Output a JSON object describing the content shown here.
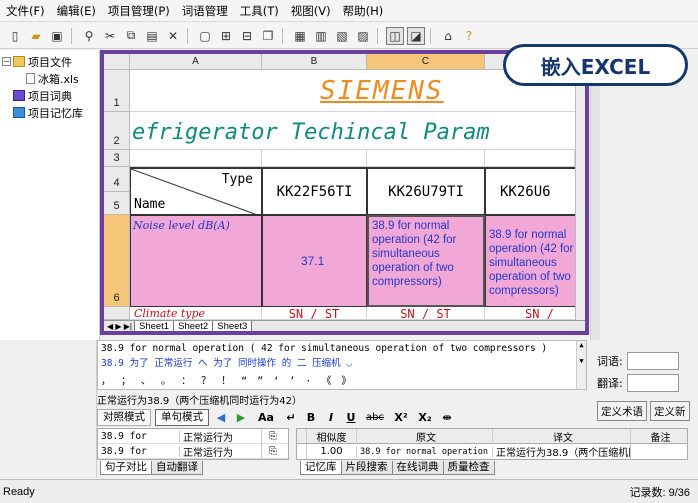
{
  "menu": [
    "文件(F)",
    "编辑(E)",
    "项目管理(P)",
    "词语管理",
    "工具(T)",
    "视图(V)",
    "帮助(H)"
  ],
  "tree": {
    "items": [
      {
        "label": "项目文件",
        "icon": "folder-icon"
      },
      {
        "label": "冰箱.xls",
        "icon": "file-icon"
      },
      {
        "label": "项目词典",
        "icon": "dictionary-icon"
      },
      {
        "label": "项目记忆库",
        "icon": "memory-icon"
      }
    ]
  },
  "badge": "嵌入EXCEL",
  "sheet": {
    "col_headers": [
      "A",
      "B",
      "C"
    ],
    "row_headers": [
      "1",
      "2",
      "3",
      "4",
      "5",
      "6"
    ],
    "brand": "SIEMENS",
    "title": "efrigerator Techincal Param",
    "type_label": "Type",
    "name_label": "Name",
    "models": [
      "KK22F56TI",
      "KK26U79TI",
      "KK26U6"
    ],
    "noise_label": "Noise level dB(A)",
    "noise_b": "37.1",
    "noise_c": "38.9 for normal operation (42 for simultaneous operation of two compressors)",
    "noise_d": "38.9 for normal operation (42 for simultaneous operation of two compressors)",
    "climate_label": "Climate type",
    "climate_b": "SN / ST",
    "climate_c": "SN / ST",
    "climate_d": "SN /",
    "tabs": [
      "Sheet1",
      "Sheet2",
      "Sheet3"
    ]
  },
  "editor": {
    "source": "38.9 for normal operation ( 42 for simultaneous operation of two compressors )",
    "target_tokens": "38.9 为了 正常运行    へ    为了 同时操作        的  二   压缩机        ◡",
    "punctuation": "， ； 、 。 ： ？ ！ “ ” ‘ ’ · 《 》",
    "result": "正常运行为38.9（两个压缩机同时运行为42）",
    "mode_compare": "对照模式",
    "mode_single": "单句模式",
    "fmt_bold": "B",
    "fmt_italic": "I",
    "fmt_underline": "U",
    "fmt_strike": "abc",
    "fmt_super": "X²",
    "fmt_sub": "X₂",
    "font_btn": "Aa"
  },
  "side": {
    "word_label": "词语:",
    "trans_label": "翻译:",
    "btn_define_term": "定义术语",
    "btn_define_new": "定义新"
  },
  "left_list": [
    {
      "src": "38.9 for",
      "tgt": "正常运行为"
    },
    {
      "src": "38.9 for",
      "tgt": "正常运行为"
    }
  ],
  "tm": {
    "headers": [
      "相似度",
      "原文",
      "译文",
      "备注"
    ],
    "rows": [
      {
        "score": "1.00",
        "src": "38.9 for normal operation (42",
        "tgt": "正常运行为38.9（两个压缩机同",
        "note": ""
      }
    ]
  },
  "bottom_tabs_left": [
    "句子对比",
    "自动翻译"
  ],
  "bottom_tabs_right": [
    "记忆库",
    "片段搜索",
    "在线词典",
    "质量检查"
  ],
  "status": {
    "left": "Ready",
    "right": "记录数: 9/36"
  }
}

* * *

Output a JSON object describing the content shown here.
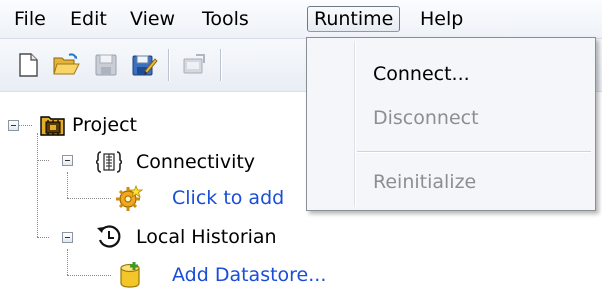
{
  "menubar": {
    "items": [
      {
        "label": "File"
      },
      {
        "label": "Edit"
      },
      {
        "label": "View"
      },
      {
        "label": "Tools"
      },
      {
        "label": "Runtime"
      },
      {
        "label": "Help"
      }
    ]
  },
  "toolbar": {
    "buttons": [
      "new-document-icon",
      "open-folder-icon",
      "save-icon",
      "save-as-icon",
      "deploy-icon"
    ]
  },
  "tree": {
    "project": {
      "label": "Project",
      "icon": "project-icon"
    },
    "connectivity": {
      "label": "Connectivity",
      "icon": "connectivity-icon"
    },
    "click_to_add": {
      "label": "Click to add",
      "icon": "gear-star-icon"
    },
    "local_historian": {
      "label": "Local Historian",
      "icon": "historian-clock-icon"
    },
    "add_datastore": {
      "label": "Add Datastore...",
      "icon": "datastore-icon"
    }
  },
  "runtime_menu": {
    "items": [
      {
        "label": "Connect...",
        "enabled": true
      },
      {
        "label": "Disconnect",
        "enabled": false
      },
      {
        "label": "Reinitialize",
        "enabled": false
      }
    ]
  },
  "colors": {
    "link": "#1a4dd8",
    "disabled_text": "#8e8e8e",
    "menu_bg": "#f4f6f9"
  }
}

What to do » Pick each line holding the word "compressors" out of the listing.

Expected answer »
    "noise_c": "38.9 for normal operation (42 for simultaneous operation of two compressors)",
    "noise_d": "38.9 for normal operation (42 for simultaneous operation of two compressors)",
    "source": "38.9 for normal operation ( 42 for simultaneous operation of two compressors )",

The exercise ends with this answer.